_The problem_
Each line holding the word "this" must appear in the answer, copied from the entries.

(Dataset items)

►

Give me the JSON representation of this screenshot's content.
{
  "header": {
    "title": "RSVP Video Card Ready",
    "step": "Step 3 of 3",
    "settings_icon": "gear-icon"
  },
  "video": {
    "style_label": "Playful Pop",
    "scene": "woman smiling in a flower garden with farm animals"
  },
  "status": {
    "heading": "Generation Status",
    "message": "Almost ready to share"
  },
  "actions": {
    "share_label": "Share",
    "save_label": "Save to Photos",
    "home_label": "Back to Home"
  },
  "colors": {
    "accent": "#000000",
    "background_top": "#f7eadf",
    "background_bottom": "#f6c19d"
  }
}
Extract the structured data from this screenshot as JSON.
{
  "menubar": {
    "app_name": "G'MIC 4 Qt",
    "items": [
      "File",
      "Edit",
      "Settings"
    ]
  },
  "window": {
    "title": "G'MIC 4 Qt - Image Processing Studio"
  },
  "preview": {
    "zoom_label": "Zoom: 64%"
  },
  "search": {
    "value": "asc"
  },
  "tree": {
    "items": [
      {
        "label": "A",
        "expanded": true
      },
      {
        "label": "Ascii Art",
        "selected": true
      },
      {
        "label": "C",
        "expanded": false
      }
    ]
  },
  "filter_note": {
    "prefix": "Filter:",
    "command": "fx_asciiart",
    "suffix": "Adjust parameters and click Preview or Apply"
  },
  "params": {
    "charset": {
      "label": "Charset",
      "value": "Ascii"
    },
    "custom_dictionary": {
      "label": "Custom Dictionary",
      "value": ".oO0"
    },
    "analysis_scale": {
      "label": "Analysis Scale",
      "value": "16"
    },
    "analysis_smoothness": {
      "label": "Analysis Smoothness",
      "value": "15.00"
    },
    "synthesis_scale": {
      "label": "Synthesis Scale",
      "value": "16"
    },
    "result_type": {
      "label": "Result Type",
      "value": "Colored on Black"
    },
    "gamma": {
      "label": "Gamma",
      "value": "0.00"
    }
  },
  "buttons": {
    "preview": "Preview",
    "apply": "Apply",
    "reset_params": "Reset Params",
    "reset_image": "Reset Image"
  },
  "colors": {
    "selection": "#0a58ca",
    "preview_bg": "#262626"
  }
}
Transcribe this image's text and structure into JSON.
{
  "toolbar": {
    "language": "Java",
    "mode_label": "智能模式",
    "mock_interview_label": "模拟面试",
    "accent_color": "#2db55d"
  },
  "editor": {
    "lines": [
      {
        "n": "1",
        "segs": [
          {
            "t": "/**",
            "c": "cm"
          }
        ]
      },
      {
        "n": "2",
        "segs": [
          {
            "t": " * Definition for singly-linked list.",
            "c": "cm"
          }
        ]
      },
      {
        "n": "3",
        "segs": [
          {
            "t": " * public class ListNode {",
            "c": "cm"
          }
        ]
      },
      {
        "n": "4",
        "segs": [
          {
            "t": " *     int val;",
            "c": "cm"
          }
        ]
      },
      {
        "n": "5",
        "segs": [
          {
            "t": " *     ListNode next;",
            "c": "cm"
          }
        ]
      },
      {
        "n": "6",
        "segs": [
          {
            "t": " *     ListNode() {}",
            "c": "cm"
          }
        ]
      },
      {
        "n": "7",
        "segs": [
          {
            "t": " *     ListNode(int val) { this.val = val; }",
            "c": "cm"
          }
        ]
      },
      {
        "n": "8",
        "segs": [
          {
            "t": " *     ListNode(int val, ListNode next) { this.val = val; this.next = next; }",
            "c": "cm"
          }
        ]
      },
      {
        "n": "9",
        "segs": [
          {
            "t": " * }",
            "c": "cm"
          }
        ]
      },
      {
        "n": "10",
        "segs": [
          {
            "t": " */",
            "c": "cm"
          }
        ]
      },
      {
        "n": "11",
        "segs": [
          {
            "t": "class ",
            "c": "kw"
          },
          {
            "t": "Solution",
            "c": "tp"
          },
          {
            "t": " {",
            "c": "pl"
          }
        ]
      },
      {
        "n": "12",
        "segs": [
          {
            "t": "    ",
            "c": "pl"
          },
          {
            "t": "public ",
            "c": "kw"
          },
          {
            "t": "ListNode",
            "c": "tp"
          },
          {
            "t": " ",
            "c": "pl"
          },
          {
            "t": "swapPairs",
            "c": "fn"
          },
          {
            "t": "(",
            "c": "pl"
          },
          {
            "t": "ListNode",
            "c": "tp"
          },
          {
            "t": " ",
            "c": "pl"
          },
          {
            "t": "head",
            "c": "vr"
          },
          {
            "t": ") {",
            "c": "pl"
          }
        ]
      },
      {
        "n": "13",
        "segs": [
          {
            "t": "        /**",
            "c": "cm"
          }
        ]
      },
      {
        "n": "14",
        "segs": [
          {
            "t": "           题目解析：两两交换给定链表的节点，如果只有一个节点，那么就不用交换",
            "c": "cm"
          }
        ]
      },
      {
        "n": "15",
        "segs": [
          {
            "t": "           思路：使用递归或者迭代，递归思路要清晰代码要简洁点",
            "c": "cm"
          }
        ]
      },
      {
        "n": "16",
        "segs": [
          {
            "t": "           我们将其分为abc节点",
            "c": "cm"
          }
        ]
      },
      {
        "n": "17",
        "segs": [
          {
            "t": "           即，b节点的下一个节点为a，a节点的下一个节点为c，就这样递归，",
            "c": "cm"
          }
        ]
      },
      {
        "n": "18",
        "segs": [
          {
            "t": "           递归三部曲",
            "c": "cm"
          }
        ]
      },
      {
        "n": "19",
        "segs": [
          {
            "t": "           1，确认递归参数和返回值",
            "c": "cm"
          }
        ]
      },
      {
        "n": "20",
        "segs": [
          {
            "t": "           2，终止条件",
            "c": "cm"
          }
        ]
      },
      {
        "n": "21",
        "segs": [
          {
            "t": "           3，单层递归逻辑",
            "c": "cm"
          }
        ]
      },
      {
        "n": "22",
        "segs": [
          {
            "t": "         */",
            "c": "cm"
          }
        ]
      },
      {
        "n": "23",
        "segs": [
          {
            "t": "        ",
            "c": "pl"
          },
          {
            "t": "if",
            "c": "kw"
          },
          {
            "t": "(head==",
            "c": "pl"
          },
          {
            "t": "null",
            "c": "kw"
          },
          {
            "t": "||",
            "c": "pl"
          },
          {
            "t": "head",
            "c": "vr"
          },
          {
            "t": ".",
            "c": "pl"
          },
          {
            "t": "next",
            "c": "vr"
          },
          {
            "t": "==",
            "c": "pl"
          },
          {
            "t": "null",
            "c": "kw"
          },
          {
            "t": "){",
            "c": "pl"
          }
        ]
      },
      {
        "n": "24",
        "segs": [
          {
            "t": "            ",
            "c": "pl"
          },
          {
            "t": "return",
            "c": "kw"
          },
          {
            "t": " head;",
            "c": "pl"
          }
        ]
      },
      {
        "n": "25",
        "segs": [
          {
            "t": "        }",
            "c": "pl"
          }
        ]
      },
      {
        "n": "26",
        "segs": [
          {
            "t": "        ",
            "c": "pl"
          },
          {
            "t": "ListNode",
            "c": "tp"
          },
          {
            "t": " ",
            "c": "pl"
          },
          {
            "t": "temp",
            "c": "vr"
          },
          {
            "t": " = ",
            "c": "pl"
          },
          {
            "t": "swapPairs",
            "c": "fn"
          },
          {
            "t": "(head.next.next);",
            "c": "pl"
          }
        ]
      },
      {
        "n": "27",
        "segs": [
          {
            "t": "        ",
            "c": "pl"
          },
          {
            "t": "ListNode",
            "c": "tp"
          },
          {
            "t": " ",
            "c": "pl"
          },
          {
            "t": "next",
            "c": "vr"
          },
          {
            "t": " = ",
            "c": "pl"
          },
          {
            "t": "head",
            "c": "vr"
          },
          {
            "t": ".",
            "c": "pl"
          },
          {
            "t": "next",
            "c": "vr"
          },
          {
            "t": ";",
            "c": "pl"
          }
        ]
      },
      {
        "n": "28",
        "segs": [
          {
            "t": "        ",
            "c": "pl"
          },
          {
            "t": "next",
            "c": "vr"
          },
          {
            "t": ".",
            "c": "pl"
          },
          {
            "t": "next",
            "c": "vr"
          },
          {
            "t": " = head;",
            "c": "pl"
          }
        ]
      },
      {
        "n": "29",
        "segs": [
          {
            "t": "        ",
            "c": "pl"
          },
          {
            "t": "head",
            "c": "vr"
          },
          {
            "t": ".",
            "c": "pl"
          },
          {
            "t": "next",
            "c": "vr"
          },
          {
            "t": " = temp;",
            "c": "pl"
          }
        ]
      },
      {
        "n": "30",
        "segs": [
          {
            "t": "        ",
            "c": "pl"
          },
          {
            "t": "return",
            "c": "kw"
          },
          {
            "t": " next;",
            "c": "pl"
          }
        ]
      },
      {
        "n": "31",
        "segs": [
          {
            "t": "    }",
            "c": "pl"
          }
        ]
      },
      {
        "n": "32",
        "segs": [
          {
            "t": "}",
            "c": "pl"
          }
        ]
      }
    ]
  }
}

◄

_Written response_
Give me the JSON representation of this screenshot's content.
Extract the structured data from this screenshot as JSON.
Transcribe this image's text and structure into JSON.
            "t": " *     ListNode(int val) { this.val = val; }",
            "t": " *     ListNode(int val, ListNode next) { this.val = val; this.next = next; }",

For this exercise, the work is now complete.